World Library  
Flag as Inappropriate
Email this Article

Hart Ranges


Hart Ranges

Hart Ranges
Location of the Hart Ranges
Area 13,584 km2 (5,245 sq mi)
Country Canada
Province British Columbia
Parent range Canadian Rockies

The Hart Ranges are one of the main geographic subdivisions of the Canadian Rockies and are the main part of the area that is meant by the Northern Rockies, although the much larger Muskwa Ranges to the north are more deserving of that term — but also much more inaccessible and much less visited — and the Northern Rockies are generally also considered to extend at least as far south as Mount Robson, which is in the Continental Ranges . The Hart Ranges were named in honour of British Columbia Premier John Hart, as is the highway which traverses the Pine Pass in the northern part of the range, connecting the north-central Interior of the province to its Peace River District to the northeast.
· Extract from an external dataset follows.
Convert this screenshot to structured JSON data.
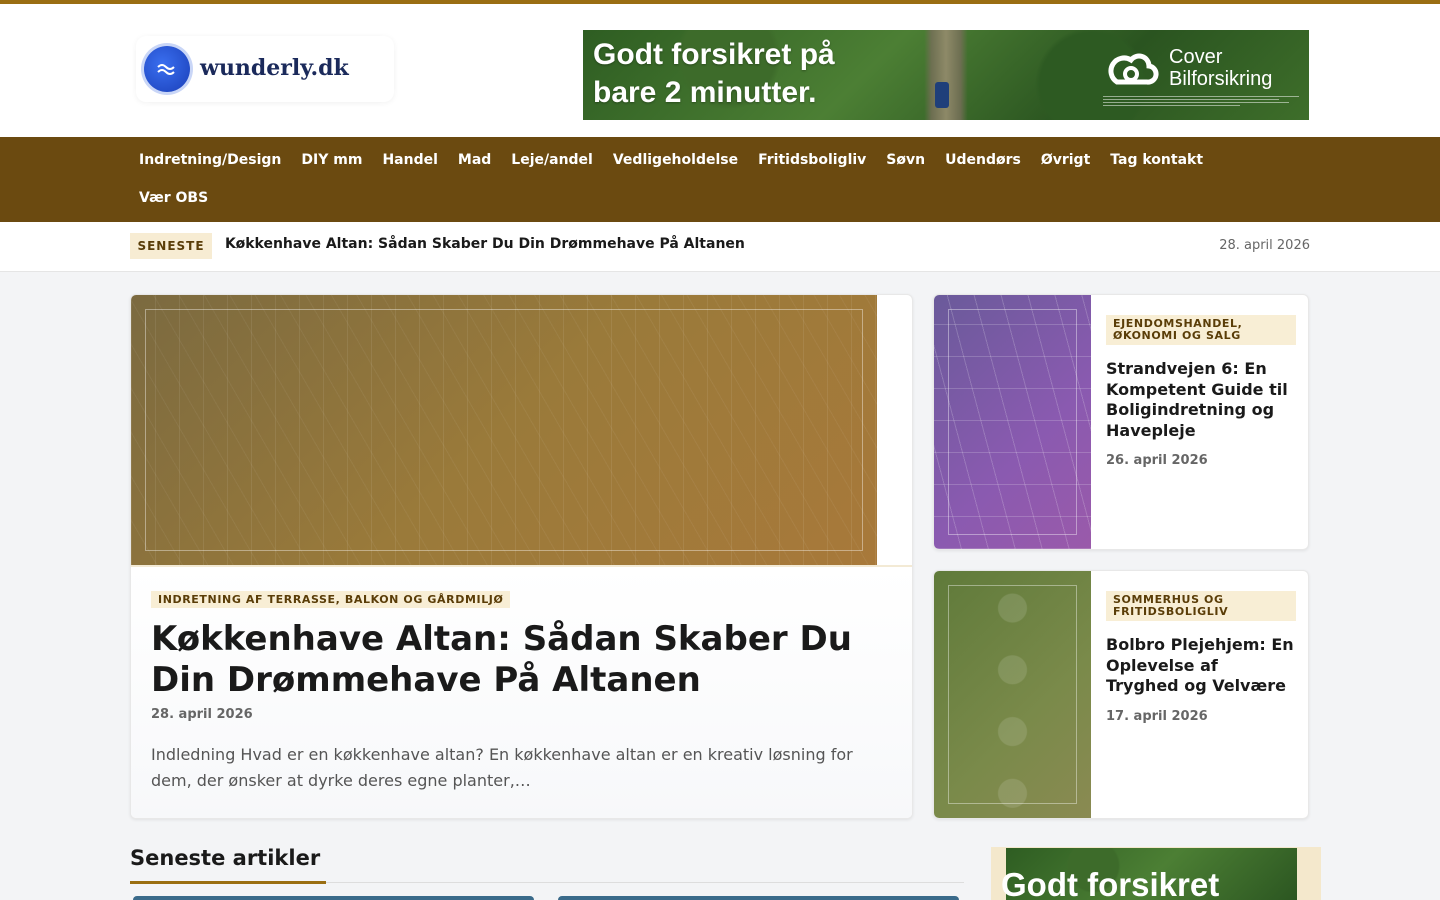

The boundaries of the Hart Ranges are the Rocky Mountain Trench and the McGregor Plateau on the west/southwest, the Peace Reach of Williston Lake on the north, and a certain line of demarcation with the Rocky Mountain Foothills to the east/northeast. The southern boundary is at Jarvis Creek.[1][2] Mount Ida and Mount Sir Alexander are South of Jarvis Creek and are in the Continental Ranges, which comprise the main and best-known part of the Rocky Mountains and run all the way south to Marias Pass in Montana.


Official subdivisions of the Hart Ranges include the:
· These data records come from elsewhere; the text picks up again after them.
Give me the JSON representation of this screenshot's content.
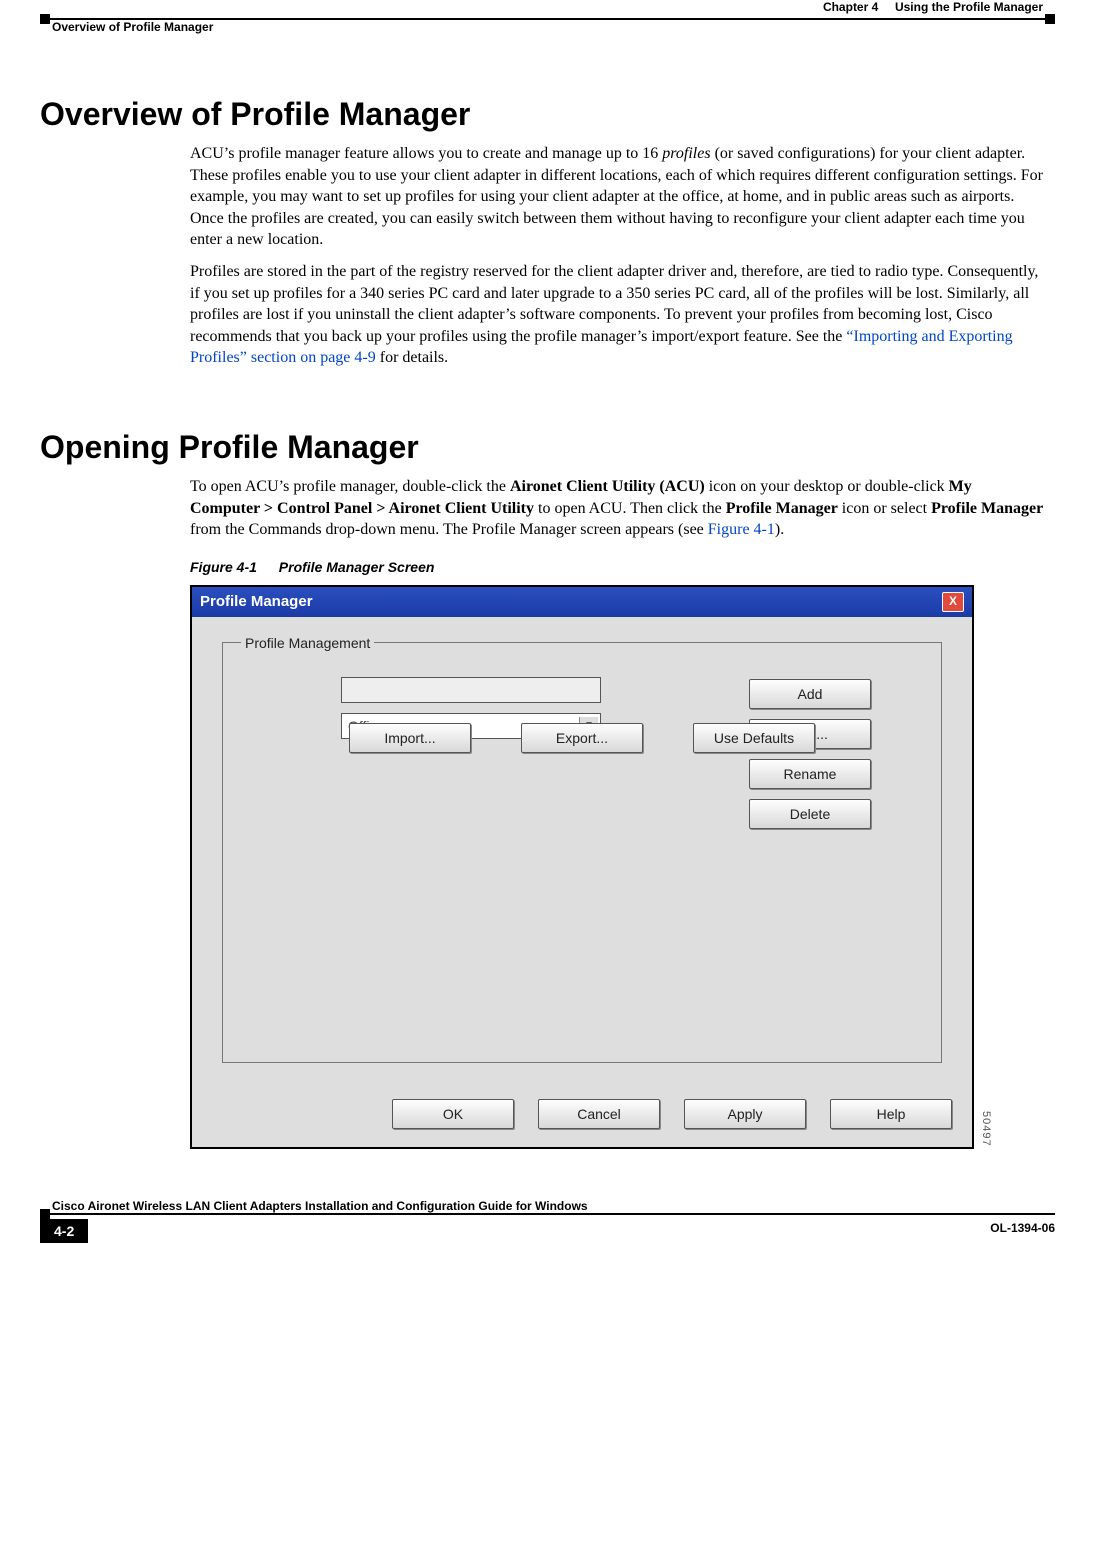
{
  "header": {
    "chapter_label": "Chapter 4",
    "chapter_title": "Using the Profile Manager",
    "section_title": "Overview of Profile Manager"
  },
  "section1": {
    "heading": "Overview of Profile Manager",
    "para1_a": "ACU’s profile manager feature allows you to create and manage up to 16 ",
    "para1_em": "profiles",
    "para1_b": " (or saved configurations) for your client adapter. These profiles enable you to use your client adapter in different locations, each of which requires different configuration settings. For example, you may want to set up profiles for using your client adapter at the office, at home, and in public areas such as airports. Once the profiles are created, you can easily switch between them without having to reconfigure your client adapter each time you enter a new location.",
    "para2_a": "Profiles are stored in the part of the registry reserved for the client adapter driver and, therefore, are tied to radio type. Consequently, if you set up profiles for a 340 series PC card and later upgrade to a 350 series PC card, all of the profiles will be lost. Similarly, all profiles are lost if you uninstall the client adapter’s software components. To prevent your profiles from becoming lost, Cisco recommends that you back up your profiles using the profile manager’s import/export feature. See the ",
    "para2_link": "“Importing and Exporting Profiles” section on page 4-9",
    "para2_b": " for details."
  },
  "section2": {
    "heading": "Opening Profile Manager",
    "para_a": "To open ACU’s profile manager, double-click the ",
    "para_b1": "Aironet Client Utility (ACU)",
    "para_c": " icon on your desktop or double-click ",
    "para_b2": "My Computer",
    "gt1": " > ",
    "para_b3": "Control Panel",
    "gt2": " > ",
    "para_b4": "Aironet Client Utility",
    "para_d": " to open ACU. Then click the ",
    "para_b5": "Profile Manager",
    "para_e": " icon or select ",
    "para_b6": "Profile Manager",
    "para_f": " from the Commands drop-down menu. The Profile Manager screen appears (see ",
    "para_link": "Figure 4-1",
    "para_g": ")."
  },
  "figure": {
    "num": "Figure 4-1",
    "title": "Profile Manager Screen",
    "side_id": "50497"
  },
  "dialog": {
    "title": "Profile Manager",
    "close": "X",
    "group_label": "Profile Management",
    "text_value": "",
    "combo_value": "Office",
    "buttons": {
      "add": "Add",
      "edit": "Edit...",
      "rename": "Rename",
      "delete": "Delete",
      "import": "Import...",
      "export": "Export...",
      "use_defaults": "Use Defaults",
      "ok": "OK",
      "cancel": "Cancel",
      "apply": "Apply",
      "help": "Help"
    }
  },
  "footer": {
    "guide": "Cisco Aironet Wireless LAN Client Adapters Installation and Configuration Guide for Windows",
    "page": "4-2",
    "doc": "OL-1394-06"
  }
}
Other areas of the Hart Ranges have no subdesignations though the area around Mount Sir Alexander has been dubbed the Mount Sir Alexander Group by The Canadian Mountain Encyclopedia; however, this is not an official designation.


The Hart Ranges are the location of a number of large coal mines focussed on the remote community of Tumbler Ridge, British Columbia, which is the only town in the range.


  1. ^
  2. ^

This article was sourced from Creative Commons Attribution-ShareAlike License; additional terms may apply. World Heritage Encyclopedia content is assembled from numerous content providers, Open Access Publishing, and in compliance with The Fair Access to Science and Technology Research Act (FASTR), Wikimedia Foundation, Inc., Public Library of Science, The Encyclopedia of Life, Open Book Publishers (OBP), PubMed, U.S. National Library of Medicine, National Center for Biotechnology Information, U.S. National Library of Medicine, National Institutes of Health (NIH), U.S. Department of Health & Human Services, and, which sources content from all federal, state, local, tribal, and territorial government publication portals (.gov, .mil, .edu). Funding for and content contributors is made possible from the U.S. Congress, E-Government Act of 2002.
Crowd sourced content that is contributed to World Heritage Encyclopedia is peer reviewed and edited by our editorial staff to ensure quality scholarly research articles.
By using this site, you agree to the Terms of Use and Privacy Policy. World Heritage Encyclopedia™ is a registered trademark of the World Public Library Association, a non-profit organization.

Copyright © World Library Foundation. All rights reserved. eBooks from Project Gutenberg are sponsored by the World Library Foundation,
a 501c(4) Member's Support Non-Profit Organization, and is NOT affiliated with any governmental agency or department.